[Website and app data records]
Start of Block
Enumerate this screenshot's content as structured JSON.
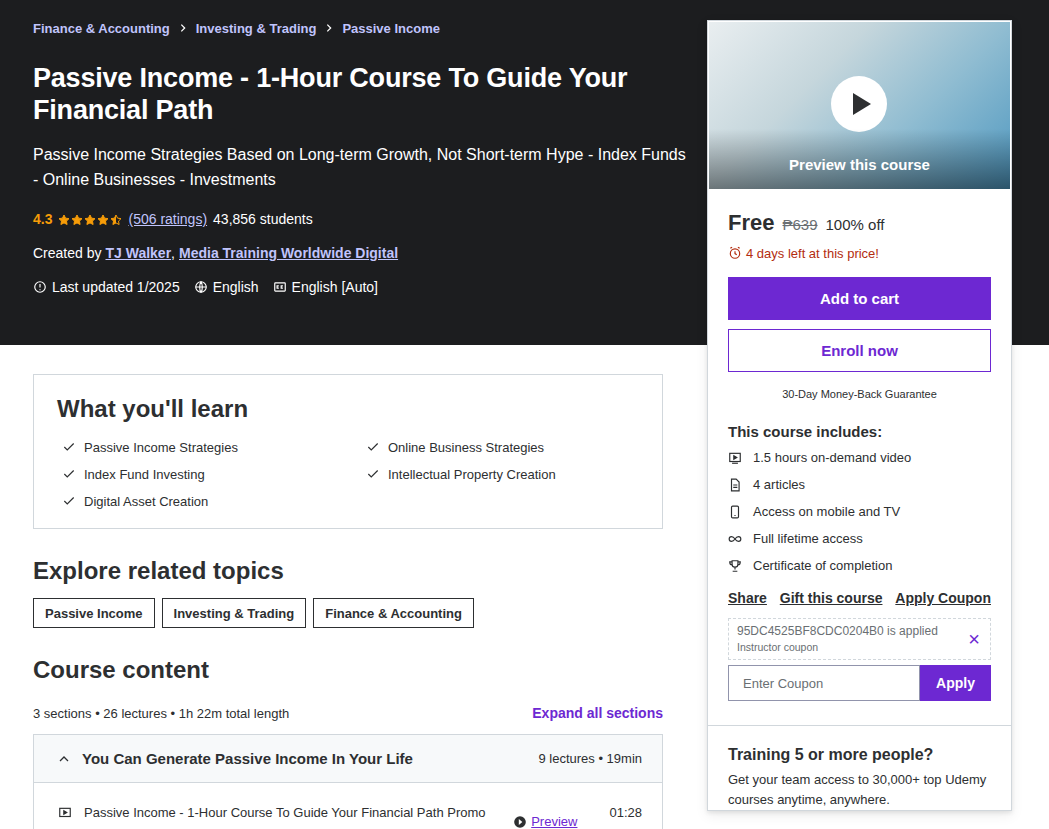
{
  "breadcrumb": [
    {
      "label": "Finance & Accounting"
    },
    {
      "label": "Investing & Trading"
    },
    {
      "label": "Passive Income"
    }
  ],
  "course": {
    "title": "Passive Income - 1-Hour Course To Guide Your Financial Path",
    "subtitle": "Passive Income Strategies Based on Long-term Growth, Not Short-term Hype - Index Funds - Online Businesses - Investments",
    "rating": "4.3",
    "stars": 4.5,
    "ratings_count": "(506 ratings)",
    "students": "43,856 students",
    "created_by": "Created by",
    "authors": [
      "TJ Walker",
      "Media Training Worldwide Digital"
    ],
    "author_separator": ",",
    "last_updated": "Last updated 1/2025",
    "language": "English",
    "captions": "English [Auto]"
  },
  "sidebar": {
    "preview_label": "Preview this course",
    "price": "Free",
    "original_price": "₱639",
    "discount": "100% off",
    "urgency": "4 days left at this price!",
    "add_to_cart": "Add to cart",
    "enroll": "Enroll now",
    "guarantee": "30-Day Money-Back Guarantee",
    "includes_title": "This course includes:",
    "includes": [
      {
        "label": "1.5 hours on-demand video",
        "kind": "video"
      },
      {
        "label": "4 articles",
        "kind": "article"
      },
      {
        "label": "Access on mobile and TV",
        "kind": "mobile"
      },
      {
        "label": "Full lifetime access",
        "kind": "lifetime"
      },
      {
        "label": "Certificate of completion",
        "kind": "certificate"
      }
    ],
    "actions": [
      "Share",
      "Gift this course",
      "Apply Coupon"
    ],
    "coupon": {
      "code": "95DC4525BF8CDC0204B0",
      "status": "is applied",
      "note": "Instructor coupon",
      "remove": "×"
    },
    "coupon_input": {
      "placeholder": "Enter Coupon"
    },
    "apply": "Apply",
    "team": {
      "title": "Training 5 or more people?",
      "text": "Get your team access to 30,000+ top Udemy courses anytime, anywhere."
    }
  },
  "learn": {
    "title": "What you'll learn",
    "items": [
      "Passive Income Strategies",
      "Online Business Strategies",
      "Index Fund Investing",
      "Intellectual Property Creation",
      "Digital Asset Creation"
    ]
  },
  "related": {
    "title": "Explore related topics",
    "tags": [
      "Passive Income",
      "Investing & Trading",
      "Finance & Accounting"
    ]
  },
  "content": {
    "title": "Course content",
    "summary": "3 sections • 26 lectures • 1h 22m total length",
    "expand": "Expand all sections",
    "sections": [
      {
        "title": "You Can Generate Passive Income In Your Life",
        "meta": "9 lectures • 19min",
        "expanded": true,
        "lectures": [
          {
            "title": "Passive Income - 1-Hour Course To Guide Your Financial Path Promo",
            "preview": "Preview",
            "duration": "01:28"
          }
        ]
      }
    ]
  }
}
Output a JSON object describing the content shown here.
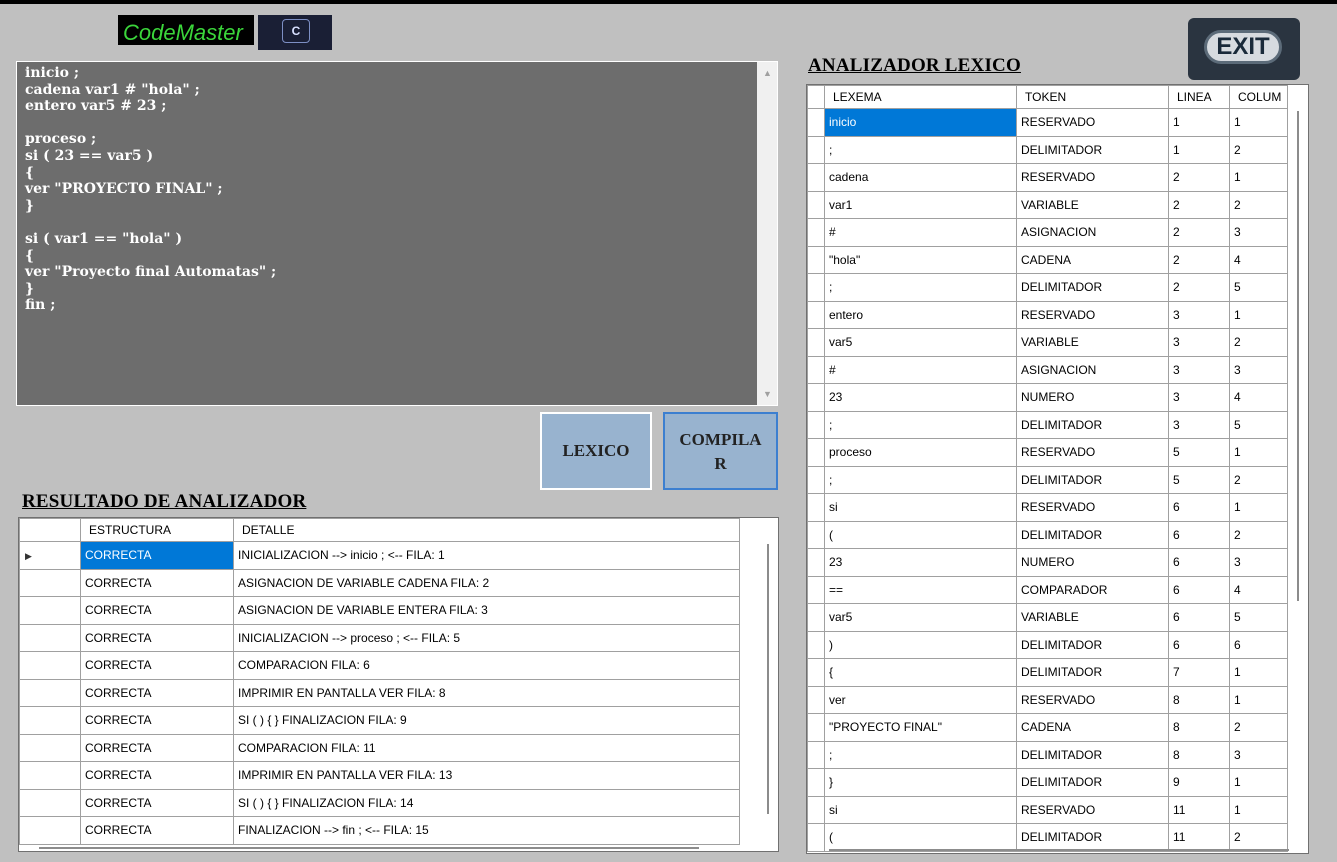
{
  "app": {
    "logo_text": "CodeMaster",
    "logo_glyph": "C",
    "exit_label": "EXIT"
  },
  "editor": {
    "code": "inicio ;\ncadena var1 # \"hola\" ;\nentero var5 # 23 ;\n\nproceso ;\nsi ( 23 == var5 )\n{\nver \"PROYECTO FINAL\" ;\n}\n\nsi ( var1 == \"hola\" )\n{\nver \"Proyecto final Automatas\" ;\n}\nfin ;"
  },
  "buttons": {
    "lexico": "LEXICO",
    "compilar": "COMPILA\nR"
  },
  "results": {
    "title": "RESULTADO DE ANALIZADOR",
    "columns": [
      "ESTRUCTURA",
      "DETALLE"
    ],
    "selected_row": 0,
    "rows": [
      [
        "CORRECTA",
        "INICIALIZACION --> inicio ; <--  FILA: 1"
      ],
      [
        "CORRECTA",
        "ASIGNACION DE VARIABLE CADENA FILA: 2"
      ],
      [
        "CORRECTA",
        "ASIGNACION DE VARIABLE ENTERA FILA: 3"
      ],
      [
        "CORRECTA",
        "INICIALIZACION --> proceso ; <-- FILA: 5"
      ],
      [
        "CORRECTA",
        " COMPARACION FILA: 6"
      ],
      [
        "CORRECTA",
        "IMPRIMIR EN PANTALLA VER FILA: 8"
      ],
      [
        "CORRECTA",
        "SI ( ) { } FINALIZACION FILA: 9"
      ],
      [
        "CORRECTA",
        " COMPARACION FILA: 11"
      ],
      [
        "CORRECTA",
        "IMPRIMIR EN PANTALLA VER FILA: 13"
      ],
      [
        "CORRECTA",
        "SI ( ) { } FINALIZACION FILA: 14"
      ],
      [
        "CORRECTA",
        "FINALIZACION --> fin ; <-- FILA: 15"
      ]
    ]
  },
  "lexer": {
    "title": "ANALIZADOR LEXICO",
    "columns": [
      "LEXEMA",
      "TOKEN",
      "LINEA",
      "COLUM"
    ],
    "rows": [
      [
        "inicio",
        "RESERVADO",
        "1",
        "1"
      ],
      [
        ";",
        "DELIMITADOR",
        "1",
        "2"
      ],
      [
        "cadena",
        "RESERVADO",
        "2",
        "1"
      ],
      [
        "var1",
        "VARIABLE",
        "2",
        "2"
      ],
      [
        "#",
        "ASIGNACION",
        "2",
        "3"
      ],
      [
        "\"hola\"",
        "CADENA",
        "2",
        "4"
      ],
      [
        ";",
        "DELIMITADOR",
        "2",
        "5"
      ],
      [
        "entero",
        "RESERVADO",
        "3",
        "1"
      ],
      [
        "var5",
        "VARIABLE",
        "3",
        "2"
      ],
      [
        "#",
        "ASIGNACION",
        "3",
        "3"
      ],
      [
        "23",
        "NUMERO",
        "3",
        "4"
      ],
      [
        ";",
        "DELIMITADOR",
        "3",
        "5"
      ],
      [
        "proceso",
        "RESERVADO",
        "5",
        "1"
      ],
      [
        ";",
        "DELIMITADOR",
        "5",
        "2"
      ],
      [
        "si",
        "RESERVADO",
        "6",
        "1"
      ],
      [
        "(",
        "DELIMITADOR",
        "6",
        "2"
      ],
      [
        "23",
        "NUMERO",
        "6",
        "3"
      ],
      [
        "==",
        "COMPARADOR",
        "6",
        "4"
      ],
      [
        "var5",
        "VARIABLE",
        "6",
        "5"
      ],
      [
        ")",
        "DELIMITADOR",
        "6",
        "6"
      ],
      [
        "{",
        "DELIMITADOR",
        "7",
        "1"
      ],
      [
        "ver",
        "RESERVADO",
        "8",
        "1"
      ],
      [
        "\"PROYECTO FINAL\"",
        "CADENA",
        "8",
        "2"
      ],
      [
        ";",
        "DELIMITADOR",
        "8",
        "3"
      ],
      [
        "}",
        "DELIMITADOR",
        "9",
        "1"
      ],
      [
        "si",
        "RESERVADO",
        "11",
        "1"
      ],
      [
        "(",
        "DELIMITADOR",
        "11",
        "2"
      ]
    ]
  }
}
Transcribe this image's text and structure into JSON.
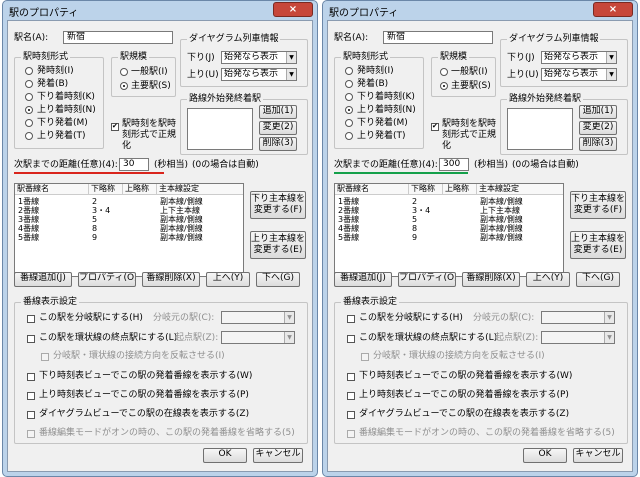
{
  "dialog": {
    "title": "駅のプロパティ",
    "close_symbol": "×",
    "station_name_label": "駅名(A):",
    "station_name_value": "新宿",
    "format_group": "駅時刻形式",
    "format_options": [
      "発時刻(I)",
      "発着(B)",
      "下り着時刻(K)",
      "上り着時刻(N)",
      "下り発着(M)",
      "上り発着(T)"
    ],
    "format_selected": 3,
    "scale_group": "駅規模",
    "scale_options": [
      "一般駅(I)",
      "主要駅(S)"
    ],
    "scale_selected": 1,
    "normalize_label": "駅時刻を駅時刻形式で正規化",
    "normalize_checked": true,
    "diagram_group": "ダイヤグラム列車情報",
    "down_label": "下り(J)",
    "down_value": "始発なら表示",
    "up_label": "上り(U)",
    "up_value": "始発なら表示",
    "outside_group": "路線外始発終着駅",
    "add_button": "追加(1)",
    "change_button": "変更(2)",
    "delete_button": "削除(3)",
    "distance_label": "次駅までの距離(任意)(4):",
    "distance_suffix": "(秒相当)",
    "distance_note": "(0の場合は自動)",
    "track_headers": [
      "駅番線名",
      "下略称",
      "上略称",
      "主本線設定"
    ],
    "track_rows": [
      [
        "1番線",
        "2",
        "",
        "副本線/側線"
      ],
      [
        "2番線",
        "3・4",
        "",
        "上下主本線"
      ],
      [
        "3番線",
        "5",
        "",
        "副本線/側線"
      ],
      [
        "4番線",
        "8",
        "",
        "副本線/側線"
      ],
      [
        "5番線",
        "9",
        "",
        "副本線/側線"
      ]
    ],
    "down_main_button": "下り主本線を変更する(F)",
    "up_main_button": "上り主本線を変更する(E)",
    "track_add_button": "番線追加(J)",
    "track_prop_button": "プロパティ(O)",
    "track_delete_button": "番線削除(X)",
    "move_up_button": "上へ(Y)",
    "move_down_button": "下へ(G)",
    "track_display_group": "番線表示設定",
    "branch_label": "この駅を分岐駅にする(H)",
    "branch_source_label": "分岐元の駅(C):",
    "loop_label": "この駅を環状線の終点駅にする(L)",
    "origin_label": "起点駅(Z):",
    "reverse_label": "分岐駅・環状線の接続方向を反転させる(I)",
    "down_view_label": "下り時刻表ビューでこの駅の発着番線を表示する(W)",
    "up_view_label": "上り時刻表ビューでこの駅の発着番線を表示する(P)",
    "diagram_view_label": "ダイヤグラムビューでこの駅の在線表を表示する(Z)",
    "edit_mode_label": "番線編集モードがオンの時の、この駅の発着番線を省略する(5)",
    "ok_button": "OK",
    "cancel_button": "キャンセル"
  },
  "panels": [
    {
      "distance_value": "30",
      "underline_color": "#d9251c"
    },
    {
      "distance_value": "300",
      "underline_color": "#14a04a"
    }
  ]
}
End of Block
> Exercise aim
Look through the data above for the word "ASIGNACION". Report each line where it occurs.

> Result
        "ASIGNACION DE VARIABLE CADENA FILA: 2"
        "ASIGNACION DE VARIABLE ENTERA FILA: 3"
        "ASIGNACION",
        "ASIGNACION",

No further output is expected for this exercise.